Requirement> Repeat the records below word for word and omit each image.

Material for this exercise>

---

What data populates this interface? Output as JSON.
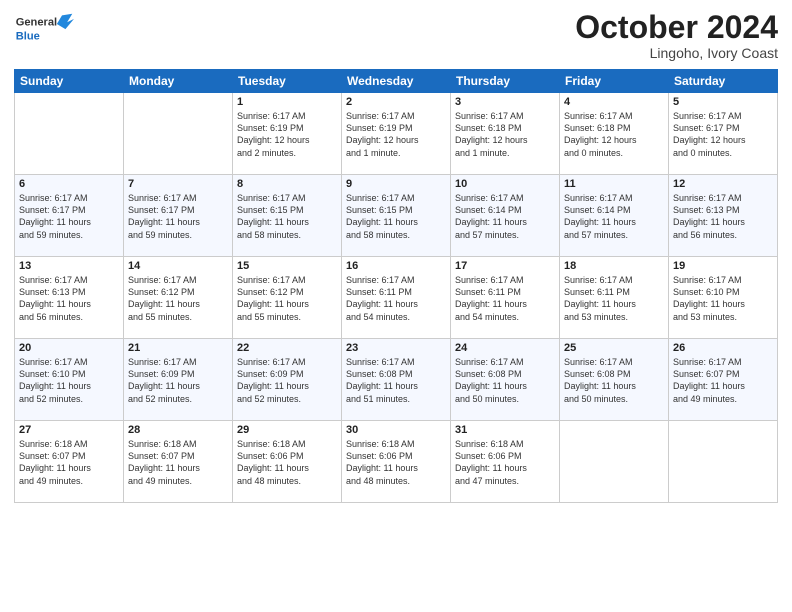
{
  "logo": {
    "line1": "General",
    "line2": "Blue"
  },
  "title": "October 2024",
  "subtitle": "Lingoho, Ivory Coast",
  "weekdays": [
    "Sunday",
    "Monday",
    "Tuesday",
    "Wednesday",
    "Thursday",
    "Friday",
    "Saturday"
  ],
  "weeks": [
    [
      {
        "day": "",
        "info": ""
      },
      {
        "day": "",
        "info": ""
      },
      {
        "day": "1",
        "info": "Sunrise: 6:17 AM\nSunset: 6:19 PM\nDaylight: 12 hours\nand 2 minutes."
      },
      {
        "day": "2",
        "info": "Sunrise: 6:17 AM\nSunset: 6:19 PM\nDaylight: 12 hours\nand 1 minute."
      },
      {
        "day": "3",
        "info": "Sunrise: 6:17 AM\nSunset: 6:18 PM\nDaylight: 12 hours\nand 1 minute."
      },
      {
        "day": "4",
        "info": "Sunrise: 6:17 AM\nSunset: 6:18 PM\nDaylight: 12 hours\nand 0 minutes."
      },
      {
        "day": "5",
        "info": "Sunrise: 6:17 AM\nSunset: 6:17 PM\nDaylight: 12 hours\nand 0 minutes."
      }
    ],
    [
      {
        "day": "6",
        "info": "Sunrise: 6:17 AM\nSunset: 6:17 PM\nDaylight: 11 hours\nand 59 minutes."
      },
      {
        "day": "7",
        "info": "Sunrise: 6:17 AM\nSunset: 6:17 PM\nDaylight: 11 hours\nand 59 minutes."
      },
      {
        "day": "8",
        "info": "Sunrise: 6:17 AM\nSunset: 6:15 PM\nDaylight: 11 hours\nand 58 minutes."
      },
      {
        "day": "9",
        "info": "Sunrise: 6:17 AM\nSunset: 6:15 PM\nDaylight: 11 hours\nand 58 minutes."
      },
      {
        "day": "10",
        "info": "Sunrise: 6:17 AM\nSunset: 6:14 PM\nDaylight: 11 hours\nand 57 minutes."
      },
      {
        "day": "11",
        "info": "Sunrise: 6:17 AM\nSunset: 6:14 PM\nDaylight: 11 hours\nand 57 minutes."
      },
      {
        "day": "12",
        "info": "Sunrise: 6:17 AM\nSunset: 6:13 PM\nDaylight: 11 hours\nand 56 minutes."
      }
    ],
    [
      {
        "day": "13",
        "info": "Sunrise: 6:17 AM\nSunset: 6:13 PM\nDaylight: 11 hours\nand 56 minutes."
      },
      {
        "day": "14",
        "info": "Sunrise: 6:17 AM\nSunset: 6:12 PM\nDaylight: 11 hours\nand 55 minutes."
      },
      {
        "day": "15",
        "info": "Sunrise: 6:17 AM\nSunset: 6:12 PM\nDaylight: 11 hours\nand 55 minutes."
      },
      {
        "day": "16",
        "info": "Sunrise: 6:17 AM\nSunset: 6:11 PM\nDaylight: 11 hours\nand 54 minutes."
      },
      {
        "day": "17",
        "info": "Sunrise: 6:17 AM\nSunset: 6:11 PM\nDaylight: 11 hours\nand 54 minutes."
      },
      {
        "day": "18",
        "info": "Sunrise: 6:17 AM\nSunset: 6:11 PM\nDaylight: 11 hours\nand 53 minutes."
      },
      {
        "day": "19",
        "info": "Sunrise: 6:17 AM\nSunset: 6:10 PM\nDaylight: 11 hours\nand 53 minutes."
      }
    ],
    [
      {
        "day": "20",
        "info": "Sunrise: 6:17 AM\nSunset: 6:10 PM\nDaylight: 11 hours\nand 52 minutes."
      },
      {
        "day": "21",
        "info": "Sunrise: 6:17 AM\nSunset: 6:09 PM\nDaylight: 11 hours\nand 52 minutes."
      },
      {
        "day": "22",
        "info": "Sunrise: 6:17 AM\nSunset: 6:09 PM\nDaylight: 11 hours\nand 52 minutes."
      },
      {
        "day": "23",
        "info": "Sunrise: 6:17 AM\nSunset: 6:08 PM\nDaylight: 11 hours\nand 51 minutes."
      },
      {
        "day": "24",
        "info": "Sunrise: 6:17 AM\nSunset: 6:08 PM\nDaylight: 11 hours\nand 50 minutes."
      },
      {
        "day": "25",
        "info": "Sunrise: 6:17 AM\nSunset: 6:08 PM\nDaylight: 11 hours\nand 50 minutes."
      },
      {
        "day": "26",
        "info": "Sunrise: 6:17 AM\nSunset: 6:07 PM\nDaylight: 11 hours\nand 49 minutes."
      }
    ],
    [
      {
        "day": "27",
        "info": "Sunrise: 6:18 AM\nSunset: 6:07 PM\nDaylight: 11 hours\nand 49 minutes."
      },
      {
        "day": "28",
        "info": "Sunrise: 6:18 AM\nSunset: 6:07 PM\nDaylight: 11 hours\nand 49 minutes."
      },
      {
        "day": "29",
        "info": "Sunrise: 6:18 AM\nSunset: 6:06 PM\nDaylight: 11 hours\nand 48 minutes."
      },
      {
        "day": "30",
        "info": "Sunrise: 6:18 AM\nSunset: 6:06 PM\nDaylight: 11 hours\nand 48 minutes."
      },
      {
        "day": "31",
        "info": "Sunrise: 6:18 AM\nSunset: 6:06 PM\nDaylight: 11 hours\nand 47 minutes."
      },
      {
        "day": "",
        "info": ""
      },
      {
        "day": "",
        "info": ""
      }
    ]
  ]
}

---

Finished exercise>
What data populates this interface? Output as JSON.
{
  "logo": {
    "line1": "General",
    "line2": "Blue"
  },
  "title": "October 2024",
  "subtitle": "Lingoho, Ivory Coast",
  "weekdays": [
    "Sunday",
    "Monday",
    "Tuesday",
    "Wednesday",
    "Thursday",
    "Friday",
    "Saturday"
  ],
  "weeks": [
    [
      {
        "day": "",
        "info": ""
      },
      {
        "day": "",
        "info": ""
      },
      {
        "day": "1",
        "info": "Sunrise: 6:17 AM\nSunset: 6:19 PM\nDaylight: 12 hours\nand 2 minutes."
      },
      {
        "day": "2",
        "info": "Sunrise: 6:17 AM\nSunset: 6:19 PM\nDaylight: 12 hours\nand 1 minute."
      },
      {
        "day": "3",
        "info": "Sunrise: 6:17 AM\nSunset: 6:18 PM\nDaylight: 12 hours\nand 1 minute."
      },
      {
        "day": "4",
        "info": "Sunrise: 6:17 AM\nSunset: 6:18 PM\nDaylight: 12 hours\nand 0 minutes."
      },
      {
        "day": "5",
        "info": "Sunrise: 6:17 AM\nSunset: 6:17 PM\nDaylight: 12 hours\nand 0 minutes."
      }
    ],
    [
      {
        "day": "6",
        "info": "Sunrise: 6:17 AM\nSunset: 6:17 PM\nDaylight: 11 hours\nand 59 minutes."
      },
      {
        "day": "7",
        "info": "Sunrise: 6:17 AM\nSunset: 6:17 PM\nDaylight: 11 hours\nand 59 minutes."
      },
      {
        "day": "8",
        "info": "Sunrise: 6:17 AM\nSunset: 6:15 PM\nDaylight: 11 hours\nand 58 minutes."
      },
      {
        "day": "9",
        "info": "Sunrise: 6:17 AM\nSunset: 6:15 PM\nDaylight: 11 hours\nand 58 minutes."
      },
      {
        "day": "10",
        "info": "Sunrise: 6:17 AM\nSunset: 6:14 PM\nDaylight: 11 hours\nand 57 minutes."
      },
      {
        "day": "11",
        "info": "Sunrise: 6:17 AM\nSunset: 6:14 PM\nDaylight: 11 hours\nand 57 minutes."
      },
      {
        "day": "12",
        "info": "Sunrise: 6:17 AM\nSunset: 6:13 PM\nDaylight: 11 hours\nand 56 minutes."
      }
    ],
    [
      {
        "day": "13",
        "info": "Sunrise: 6:17 AM\nSunset: 6:13 PM\nDaylight: 11 hours\nand 56 minutes."
      },
      {
        "day": "14",
        "info": "Sunrise: 6:17 AM\nSunset: 6:12 PM\nDaylight: 11 hours\nand 55 minutes."
      },
      {
        "day": "15",
        "info": "Sunrise: 6:17 AM\nSunset: 6:12 PM\nDaylight: 11 hours\nand 55 minutes."
      },
      {
        "day": "16",
        "info": "Sunrise: 6:17 AM\nSunset: 6:11 PM\nDaylight: 11 hours\nand 54 minutes."
      },
      {
        "day": "17",
        "info": "Sunrise: 6:17 AM\nSunset: 6:11 PM\nDaylight: 11 hours\nand 54 minutes."
      },
      {
        "day": "18",
        "info": "Sunrise: 6:17 AM\nSunset: 6:11 PM\nDaylight: 11 hours\nand 53 minutes."
      },
      {
        "day": "19",
        "info": "Sunrise: 6:17 AM\nSunset: 6:10 PM\nDaylight: 11 hours\nand 53 minutes."
      }
    ],
    [
      {
        "day": "20",
        "info": "Sunrise: 6:17 AM\nSunset: 6:10 PM\nDaylight: 11 hours\nand 52 minutes."
      },
      {
        "day": "21",
        "info": "Sunrise: 6:17 AM\nSunset: 6:09 PM\nDaylight: 11 hours\nand 52 minutes."
      },
      {
        "day": "22",
        "info": "Sunrise: 6:17 AM\nSunset: 6:09 PM\nDaylight: 11 hours\nand 52 minutes."
      },
      {
        "day": "23",
        "info": "Sunrise: 6:17 AM\nSunset: 6:08 PM\nDaylight: 11 hours\nand 51 minutes."
      },
      {
        "day": "24",
        "info": "Sunrise: 6:17 AM\nSunset: 6:08 PM\nDaylight: 11 hours\nand 50 minutes."
      },
      {
        "day": "25",
        "info": "Sunrise: 6:17 AM\nSunset: 6:08 PM\nDaylight: 11 hours\nand 50 minutes."
      },
      {
        "day": "26",
        "info": "Sunrise: 6:17 AM\nSunset: 6:07 PM\nDaylight: 11 hours\nand 49 minutes."
      }
    ],
    [
      {
        "day": "27",
        "info": "Sunrise: 6:18 AM\nSunset: 6:07 PM\nDaylight: 11 hours\nand 49 minutes."
      },
      {
        "day": "28",
        "info": "Sunrise: 6:18 AM\nSunset: 6:07 PM\nDaylight: 11 hours\nand 49 minutes."
      },
      {
        "day": "29",
        "info": "Sunrise: 6:18 AM\nSunset: 6:06 PM\nDaylight: 11 hours\nand 48 minutes."
      },
      {
        "day": "30",
        "info": "Sunrise: 6:18 AM\nSunset: 6:06 PM\nDaylight: 11 hours\nand 48 minutes."
      },
      {
        "day": "31",
        "info": "Sunrise: 6:18 AM\nSunset: 6:06 PM\nDaylight: 11 hours\nand 47 minutes."
      },
      {
        "day": "",
        "info": ""
      },
      {
        "day": "",
        "info": ""
      }
    ]
  ]
}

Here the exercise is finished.